Stored data:
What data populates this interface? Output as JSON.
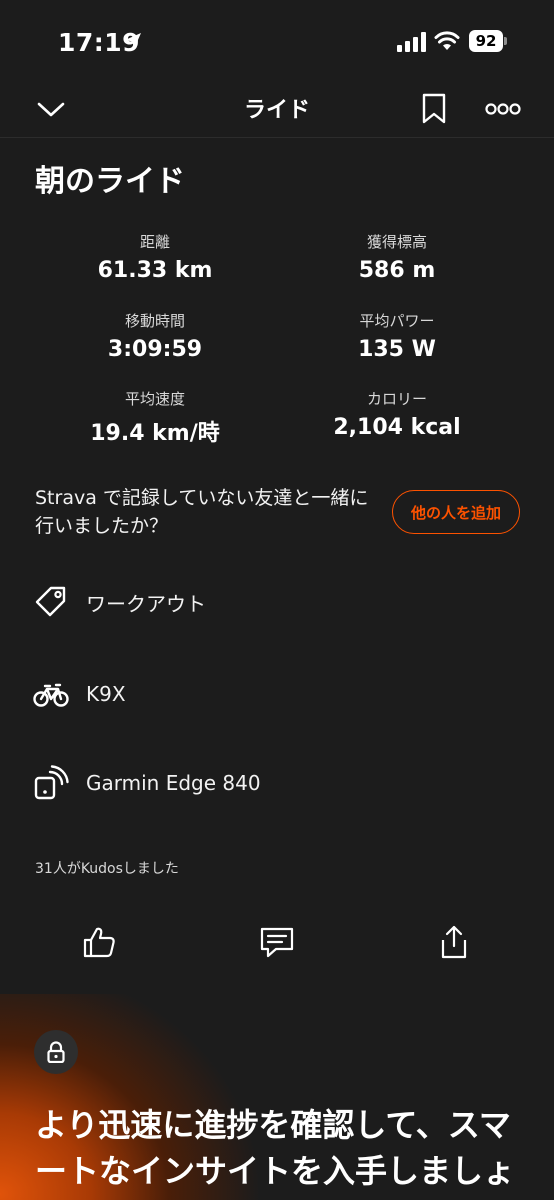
{
  "status_bar": {
    "time": "17:19",
    "battery": "92"
  },
  "header": {
    "title": "ライド"
  },
  "activity": {
    "title": "朝のライド",
    "stats": [
      {
        "label": "距離",
        "value": "61.33 km"
      },
      {
        "label": "獲得標高",
        "value": "586 m"
      },
      {
        "label": "移動時間",
        "value": "3:09:59"
      },
      {
        "label": "平均パワー",
        "value": "135 W"
      },
      {
        "label": "平均速度",
        "value": "19.4 km/時"
      },
      {
        "label": "カロリー",
        "value": "2,104 kcal"
      }
    ]
  },
  "prompt": {
    "text": "Strava で記録していない友達と一緒に行いましたか？",
    "button_label": "他の人を追加"
  },
  "details": {
    "workout_type": "ワークアウト",
    "bike": "K9X",
    "device": "Garmin Edge 840"
  },
  "kudos": {
    "text": "31人がKudosしました"
  },
  "promo": {
    "text": "より迅速に進捗を確認して、スマートなインサイトを入手しましょう"
  },
  "colors": {
    "background": "#1c1c1c",
    "accent": "#fc5200",
    "text": "#ffffff"
  },
  "icons": {
    "back": "chevron-down-icon",
    "bookmark": "bookmark-icon",
    "more": "more-icon",
    "workout": "tag-icon",
    "bike": "bike-icon",
    "device": "device-sync-icon",
    "kudos": "thumbs-up-icon",
    "comment": "comment-icon",
    "share": "share-icon",
    "lock": "lock-icon"
  }
}
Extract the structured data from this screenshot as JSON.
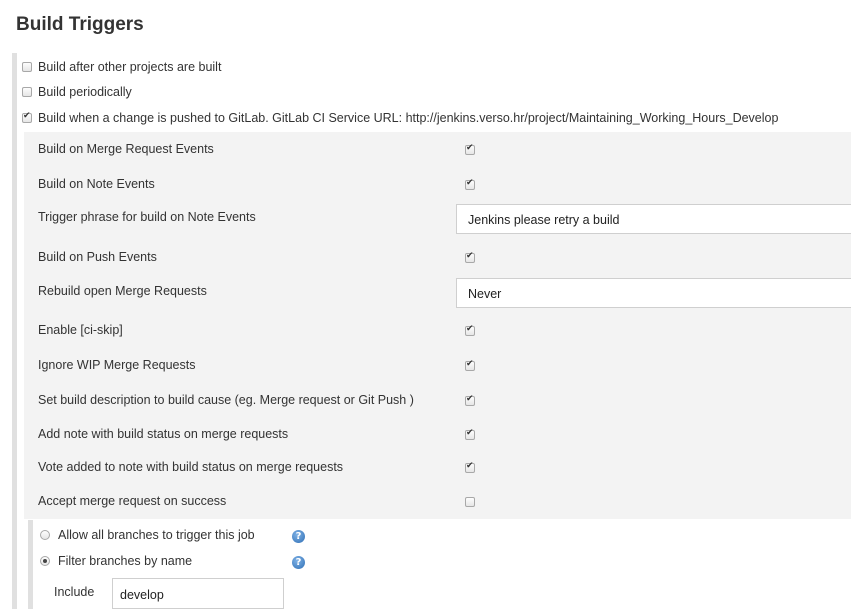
{
  "section_title": "Build Triggers",
  "top_options": [
    {
      "label": "Build after other projects are built",
      "checked": false
    },
    {
      "label": "Build periodically",
      "checked": false
    },
    {
      "label": "Build when a change is pushed to GitLab. GitLab CI Service URL: http://jenkins.verso.hr/project/Maintaining_Working_Hours_Develop",
      "checked": true
    }
  ],
  "gitlab_options": {
    "merge_request_events": {
      "label": "Build on Merge Request Events",
      "checked": true
    },
    "note_events": {
      "label": "Build on Note Events",
      "checked": true
    },
    "trigger_phrase": {
      "label": "Trigger phrase for build on Note Events",
      "value": "Jenkins please retry a build"
    },
    "push_events": {
      "label": "Build on Push Events",
      "checked": true
    },
    "rebuild_open_mr": {
      "label": "Rebuild open Merge Requests",
      "value": "Never"
    },
    "ci_skip": {
      "label": "Enable [ci-skip]",
      "checked": true
    },
    "ignore_wip": {
      "label": "Ignore WIP Merge Requests",
      "checked": true
    },
    "set_description": {
      "label": "Set build description to build cause (eg. Merge request or Git Push )",
      "checked": true
    },
    "add_note": {
      "label": "Add note with build status on merge requests",
      "checked": true
    },
    "vote_added": {
      "label": "Vote added to note with build status on merge requests",
      "checked": true
    },
    "accept_mr": {
      "label": "Accept merge request on success",
      "checked": false
    }
  },
  "branch_filter": {
    "allow_all": {
      "label": "Allow all branches to trigger this job",
      "selected": false
    },
    "filter_by_name": {
      "label": "Filter branches by name",
      "selected": true
    },
    "include_label": "Include",
    "include_value": "develop"
  },
  "help_icon_glyph": "?",
  "icons": {
    "help": "help-icon"
  }
}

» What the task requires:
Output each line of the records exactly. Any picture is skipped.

» Written solution:
What data populates this interface? Output as JSON.
{
  "status_bar": {
    "time": "17:19",
    "battery": "92"
  },
  "header": {
    "title": "ライド"
  },
  "activity": {
    "title": "朝のライド",
    "stats": [
      {
        "label": "距離",
        "value": "61.33 km"
      },
      {
        "label": "獲得標高",
        "value": "586 m"
      },
      {
        "label": "移動時間",
        "value": "3:09:59"
      },
      {
        "label": "平均パワー",
        "value": "135 W"
      },
      {
        "label": "平均速度",
        "value": "19.4 km/時"
      },
      {
        "label": "カロリー",
        "value": "2,104 kcal"
      }
    ]
  },
  "prompt": {
    "text": "Strava で記録していない友達と一緒に行いましたか？",
    "button_label": "他の人を追加"
  },
  "details": {
    "workout_type": "ワークアウト",
    "bike": "K9X",
    "device": "Garmin Edge 840"
  },
  "kudos": {
    "text": "31人がKudosしました"
  },
  "promo": {
    "text": "より迅速に進捗を確認して、スマートなインサイトを入手しましょう"
  },
  "colors": {
    "background": "#1c1c1c",
    "accent": "#fc5200",
    "text": "#ffffff"
  },
  "icons": {
    "back": "chevron-down-icon",
    "bookmark": "bookmark-icon",
    "more": "more-icon",
    "workout": "tag-icon",
    "bike": "bike-icon",
    "device": "device-sync-icon",
    "kudos": "thumbs-up-icon",
    "comment": "comment-icon",
    "share": "share-icon",
    "lock": "lock-icon"
  }
}
Extract the structured data from this screenshot as JSON.
{
  "section_title": "Build Triggers",
  "top_options": [
    {
      "label": "Build after other projects are built",
      "checked": false
    },
    {
      "label": "Build periodically",
      "checked": false
    },
    {
      "label": "Build when a change is pushed to GitLab. GitLab CI Service URL: http://jenkins.verso.hr/project/Maintaining_Working_Hours_Develop",
      "checked": true
    }
  ],
  "gitlab_options": {
    "merge_request_events": {
      "label": "Build on Merge Request Events",
      "checked": true
    },
    "note_events": {
      "label": "Build on Note Events",
      "checked": true
    },
    "trigger_phrase": {
      "label": "Trigger phrase for build on Note Events",
      "value": "Jenkins please retry a build"
    },
    "push_events": {
      "label": "Build on Push Events",
      "checked": true
    },
    "rebuild_open_mr": {
      "label": "Rebuild open Merge Requests",
      "value": "Never"
    },
    "ci_skip": {
      "label": "Enable [ci-skip]",
      "checked": true
    },
    "ignore_wip": {
      "label": "Ignore WIP Merge Requests",
      "checked": true
    },
    "set_description": {
      "label": "Set build description to build cause (eg. Merge request or Git Push )",
      "checked": true
    },
    "add_note": {
      "label": "Add note with build status on merge requests",
      "checked": true
    },
    "vote_added": {
      "label": "Vote added to note with build status on merge requests",
      "checked": true
    },
    "accept_mr": {
      "label": "Accept merge request on success",
      "checked": false
    }
  },
  "branch_filter": {
    "allow_all": {
      "label": "Allow all branches to trigger this job",
      "selected": false
    },
    "filter_by_name": {
      "label": "Filter branches by name",
      "selected": true
    },
    "include_label": "Include",
    "include_value": "develop"
  },
  "help_icon_glyph": "?",
  "icons": {
    "help": "help-icon"
  }
}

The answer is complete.